The "Daisy Miller" piece caught the eye of a New York Magazine editor, who invited me to become a summer replacement for his vacationing star-critic, Judith Crist. Again, a summer of excitement: I was able to write about Robert Towne's struggles with Roman Polanski over Towne's script for "Chinatown," which led to a career-long conversation with the great American screenwriter. Robert Altman won me over with "California Split." Peckinpah let me down with "Bring Me the Head of Alfredo Garcia" – but he felt I let him down. He wrote me a letter care of New York Magazine's circulation office in Boulder, Colorado. He told me that I was "doing a swell job filling Judith Christ's [sic] boots." He said the only good line in the review was something I wrote about "Straw Dogs," and asked, "Where did you read it?" I sent him my reviews of "The Wild Bunch" and "The Ballad of Cable Hogue" with the note: "When you make good movies I back them." He immediately shot back a note that showed his tender and self-lacerating sides. "If I don't reach, how can I learn?" he asked. "I'll try to do better; I don't know if I can." (More on Peckinpah and "Straw Dogs" Friday, when the remake opens.)

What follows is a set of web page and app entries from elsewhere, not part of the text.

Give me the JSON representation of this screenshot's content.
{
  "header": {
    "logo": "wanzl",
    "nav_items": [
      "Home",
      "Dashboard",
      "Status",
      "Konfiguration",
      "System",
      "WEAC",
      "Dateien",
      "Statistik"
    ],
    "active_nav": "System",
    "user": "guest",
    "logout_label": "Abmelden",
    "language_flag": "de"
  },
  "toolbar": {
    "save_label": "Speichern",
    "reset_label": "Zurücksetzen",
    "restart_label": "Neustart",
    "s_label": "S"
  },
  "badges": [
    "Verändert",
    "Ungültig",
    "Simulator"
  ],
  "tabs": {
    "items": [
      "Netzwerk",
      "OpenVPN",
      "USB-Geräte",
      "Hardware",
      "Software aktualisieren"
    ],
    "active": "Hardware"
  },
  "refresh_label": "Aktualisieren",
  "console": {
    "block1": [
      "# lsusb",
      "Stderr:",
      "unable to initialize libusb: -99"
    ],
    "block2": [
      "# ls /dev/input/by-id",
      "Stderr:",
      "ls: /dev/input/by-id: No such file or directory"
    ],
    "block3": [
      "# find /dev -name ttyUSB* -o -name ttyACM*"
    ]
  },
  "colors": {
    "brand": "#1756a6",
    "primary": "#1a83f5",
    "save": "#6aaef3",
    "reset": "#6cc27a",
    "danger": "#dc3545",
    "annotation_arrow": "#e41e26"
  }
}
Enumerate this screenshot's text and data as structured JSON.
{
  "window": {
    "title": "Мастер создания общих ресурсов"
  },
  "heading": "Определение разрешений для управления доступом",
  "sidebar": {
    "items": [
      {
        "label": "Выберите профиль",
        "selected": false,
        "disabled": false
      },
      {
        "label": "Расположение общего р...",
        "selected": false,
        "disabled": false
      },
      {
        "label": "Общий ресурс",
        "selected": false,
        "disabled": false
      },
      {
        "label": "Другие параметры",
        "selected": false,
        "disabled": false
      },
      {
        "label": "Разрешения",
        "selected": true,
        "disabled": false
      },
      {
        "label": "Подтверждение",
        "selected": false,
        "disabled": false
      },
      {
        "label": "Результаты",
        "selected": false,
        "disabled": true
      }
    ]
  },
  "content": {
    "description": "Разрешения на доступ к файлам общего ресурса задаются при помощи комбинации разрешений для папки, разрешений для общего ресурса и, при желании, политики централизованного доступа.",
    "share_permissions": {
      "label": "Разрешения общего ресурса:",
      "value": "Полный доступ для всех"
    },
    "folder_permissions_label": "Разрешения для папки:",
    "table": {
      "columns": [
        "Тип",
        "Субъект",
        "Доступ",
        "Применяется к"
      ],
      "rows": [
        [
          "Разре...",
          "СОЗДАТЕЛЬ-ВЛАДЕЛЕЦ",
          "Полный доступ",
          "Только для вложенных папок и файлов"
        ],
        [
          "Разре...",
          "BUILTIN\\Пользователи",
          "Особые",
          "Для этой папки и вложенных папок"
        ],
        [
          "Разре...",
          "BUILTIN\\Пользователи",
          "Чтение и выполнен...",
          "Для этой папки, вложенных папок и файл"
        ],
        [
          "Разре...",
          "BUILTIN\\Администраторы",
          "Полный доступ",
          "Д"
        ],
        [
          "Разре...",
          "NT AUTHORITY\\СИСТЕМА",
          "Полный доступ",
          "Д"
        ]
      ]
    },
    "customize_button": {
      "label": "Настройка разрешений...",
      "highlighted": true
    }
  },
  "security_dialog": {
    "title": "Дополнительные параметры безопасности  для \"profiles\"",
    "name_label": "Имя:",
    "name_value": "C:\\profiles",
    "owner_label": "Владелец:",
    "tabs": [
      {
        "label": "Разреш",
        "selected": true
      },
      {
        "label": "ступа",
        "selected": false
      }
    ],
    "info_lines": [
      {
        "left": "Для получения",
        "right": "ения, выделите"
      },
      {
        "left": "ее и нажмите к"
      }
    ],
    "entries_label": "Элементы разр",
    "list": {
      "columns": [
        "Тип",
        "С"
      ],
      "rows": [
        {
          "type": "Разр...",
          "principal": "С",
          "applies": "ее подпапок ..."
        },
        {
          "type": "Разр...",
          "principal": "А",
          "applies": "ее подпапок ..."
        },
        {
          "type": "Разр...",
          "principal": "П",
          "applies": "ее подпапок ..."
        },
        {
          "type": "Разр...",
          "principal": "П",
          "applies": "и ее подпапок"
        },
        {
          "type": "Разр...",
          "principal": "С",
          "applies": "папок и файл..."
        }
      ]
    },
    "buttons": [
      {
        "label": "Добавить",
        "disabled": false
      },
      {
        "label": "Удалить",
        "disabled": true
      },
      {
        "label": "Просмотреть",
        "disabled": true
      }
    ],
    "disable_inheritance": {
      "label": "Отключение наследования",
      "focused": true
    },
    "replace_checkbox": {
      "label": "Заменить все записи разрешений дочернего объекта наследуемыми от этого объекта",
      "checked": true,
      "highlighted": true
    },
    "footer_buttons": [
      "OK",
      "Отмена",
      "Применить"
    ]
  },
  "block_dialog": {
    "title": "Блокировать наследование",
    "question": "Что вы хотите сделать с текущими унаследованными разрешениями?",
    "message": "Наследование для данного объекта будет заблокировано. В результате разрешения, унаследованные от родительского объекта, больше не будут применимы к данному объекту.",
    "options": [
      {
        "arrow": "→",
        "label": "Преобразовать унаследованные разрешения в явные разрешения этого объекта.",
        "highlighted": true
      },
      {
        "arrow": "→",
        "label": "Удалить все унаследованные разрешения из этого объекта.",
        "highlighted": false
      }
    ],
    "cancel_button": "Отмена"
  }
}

I parlayed that New York gig into a job at Boston Magazine, where in addition to writing a movie column I occasionally got to edit an opinion column by George V. Higgins (author of "The Friends of Eddie Coyle") and a restaurant column by Robert B. Parker (author of the Spenser private-eye series). I saw "Jaws" in the summer of '75 while vacationing on Cape Cod. Now that was a 3-D experience.

Then came one more summer break: after an editorial changeover at the magazine, I started writing on books, TV and movies for the thriving alternative weeklies (first The Real Paper in Cambridge, then The Boston Phoenix). In the summer of 1976, Joe Morgenstern, now the Pulitzer-prize-winning film critic for the Wall Street Journal, was in Boston with his then-wife, Piper Laurie, who was acting in a film about Margaret Sanger for PBS' "Nova." Unbeknownst to me, Joe started reading my stuff. When, nearly two years later, editor Jim Bellows offered him the movie critic slot at The Los Angeles Herald Examiner, Morgenstern didn't want it himself – but he thought this guy he'd read in Boston just might. I flew to L.A. and I got the job.

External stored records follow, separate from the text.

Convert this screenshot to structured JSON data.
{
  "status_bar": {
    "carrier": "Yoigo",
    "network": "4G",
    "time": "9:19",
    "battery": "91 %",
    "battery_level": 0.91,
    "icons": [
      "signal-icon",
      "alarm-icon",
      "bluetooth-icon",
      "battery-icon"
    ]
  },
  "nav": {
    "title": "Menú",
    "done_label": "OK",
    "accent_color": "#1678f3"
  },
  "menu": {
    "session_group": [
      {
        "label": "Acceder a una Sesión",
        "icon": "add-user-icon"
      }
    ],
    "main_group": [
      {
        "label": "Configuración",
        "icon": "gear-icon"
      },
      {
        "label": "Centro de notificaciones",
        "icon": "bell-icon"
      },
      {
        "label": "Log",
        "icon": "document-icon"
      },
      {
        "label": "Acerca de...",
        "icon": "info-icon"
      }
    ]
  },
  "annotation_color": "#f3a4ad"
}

In the summer of 1980, I reviewed Irvin Kershner's "The Empire Strikes Back," Walter Hill's "The Long Riders," Brian De Palma's "Dressed to Kill," Richard Rush's "The Stunt Man," Jonathan Demme's "Melvin and Howard," and Fred Schepisi's "The Chant of Jimmie Blacksmith." Oh, yes -- and the ZAZ team's "Airplane!" (And just a few weeks later would come Michael Ritchie's "Divine Madness," David Lynch's "The Elephant Man," and then, a couple of months later, Martin Scorsese's "Raging Bull.") If you're a critic, and you get the chance to write up a lineup like that – well, you've got to consider yourself lucky.

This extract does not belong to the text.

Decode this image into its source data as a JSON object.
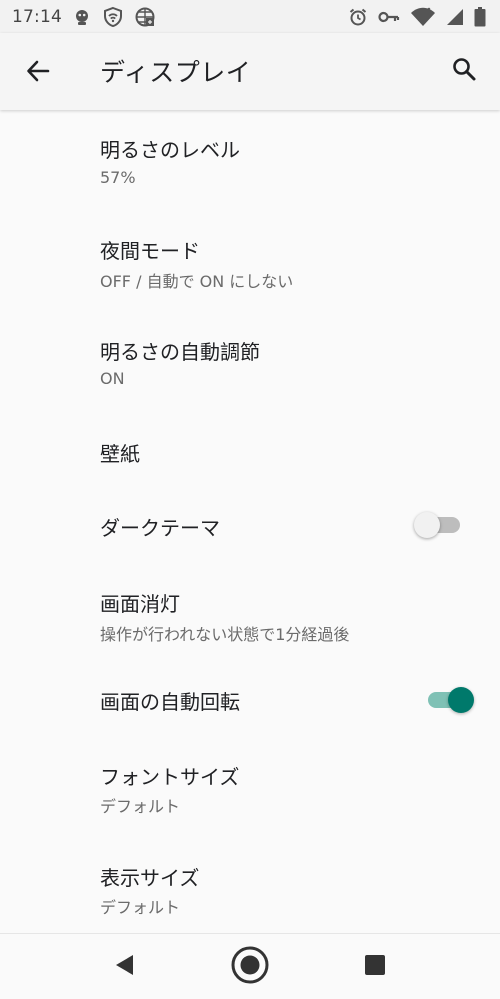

All in all – and not just because of the movies themselves -- my three years at the Herald Examiner were the liveliest in my career. I'll explain why tomorrow. And, among other things, why I left the Her-Ex for Rolling Stone.


Undated photo of Sam Peckinpah; some colleagues thought he wore the mirrored sunglasses partly so that no one could see him cry.